Organigram, a Canadian cannabis producer, business partner and brand developer for the Trailer Park Boys, recalled their medical marijuana voluntarily after unapproved pesticides were found in their product.
The cannabis producer once backed by the Trailer Park Boys could face a class action lawsuit after pesticides were found in its products.
Wagners Law Firm is filing suit against Moncton-based medical cannabis producer Organigram over the contamination and recall.
It said in a news release Monday that the chemicals myclobutanil and bifenazate, “both considered toxic,” and are not authorized for use on cannabis under the Access to Cannabis for Medical Purposes Regulations.
“Over 2,000 customers are estimated to have purchased the contaminated products, primarily throughout 2016,” the release said.
“On December 28, 2016, Organigram recalled five lots of product that tested positive for the presence of myclobutanil and/or bifenazate.
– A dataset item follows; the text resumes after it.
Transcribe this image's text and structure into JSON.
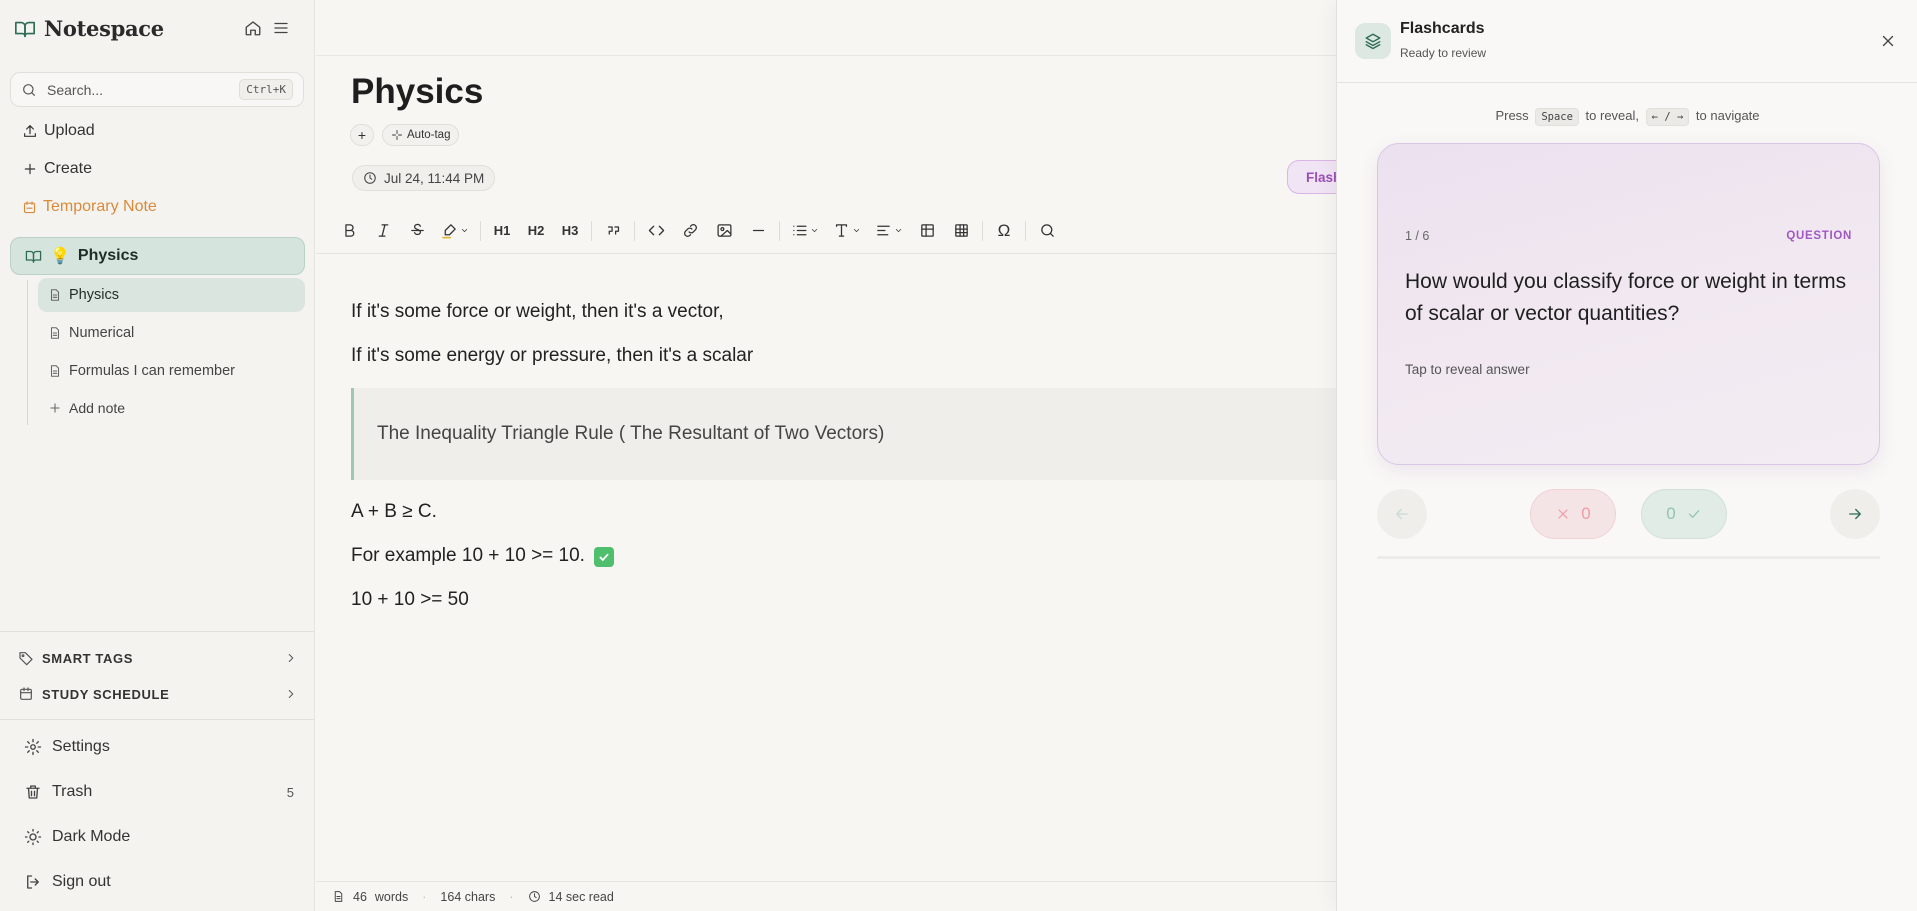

On January 9, 2017, Organigram initiated a second recall of an additional sixty-nine lots of product containing myclobutanil and/or bifenazate.”
Their certificate was suspended in January of 2017.
Health Canada’s regulations allow a list of 13 pesticides in medical marijuana. Myclobutanil and bifenazate are not among them.
A previous Organigram news release stated the recall cost the company $500,000.
“Thanks to the prompt action of our team, the understanding and loyalty of our patients and investors, the support of our licensed testing counterparties, and the collaboration and oversight of our industry’s regulators, (Organigram) has been able to address these challenges and setbacks immediately and definitively,” said Organigram, CEO Denis Arsenault in a previous news release.
The Trailer Park Boys teamed up with the company in November to develop TPB-branded products aimed at recreational marijuana users.
The Chronicle Herald contacted Organigram Monday morning for comment on the suit but has yet to hear back.
Recently, Greg Engel assumed the position of CEO, with former CEO Denis Arsenault moving to the position of chairman.
“We consider ourselves extremely fortunate to find and recruit Greg,” said Arsenault in a release. “Greg emerged as the leading candidate following an international search. His experience and leadership will be instrumental as we enter the next phase of our growth.”
Dawn Rae Downton — proposed representative plantiff in the suit — consumed Organigram products for a year before learning about the banned pesticides. She was using the product for inflammatory arthritis.
Wagners’ news release says Organigram originally offered a refund of the recalled product for purchasers, but changed their minds and offered a “credit” toward future purposes.
“We’ve received hundreds of calls about the situation since the recalls came to light. People are very worried about the impact this has had, and may have, on their health. We have been monitoring the situation,” said Ray Wagner, counsel for the proposed class action.
“When the company finally indicated they would offer refunds, we felt that it was appropriate to refrain from filing the class action — affected individuals could obtain compensation without the need for litigation. However, the reversal in position, which was done without announcement, is wholly unsatisfactory to our clients. Licensed medical marijuana producers cannot shirk their responsibilities to customers. These are medical products. They were held out as organic. They need to be helpful to patients, not harmful.”
Original article can be found here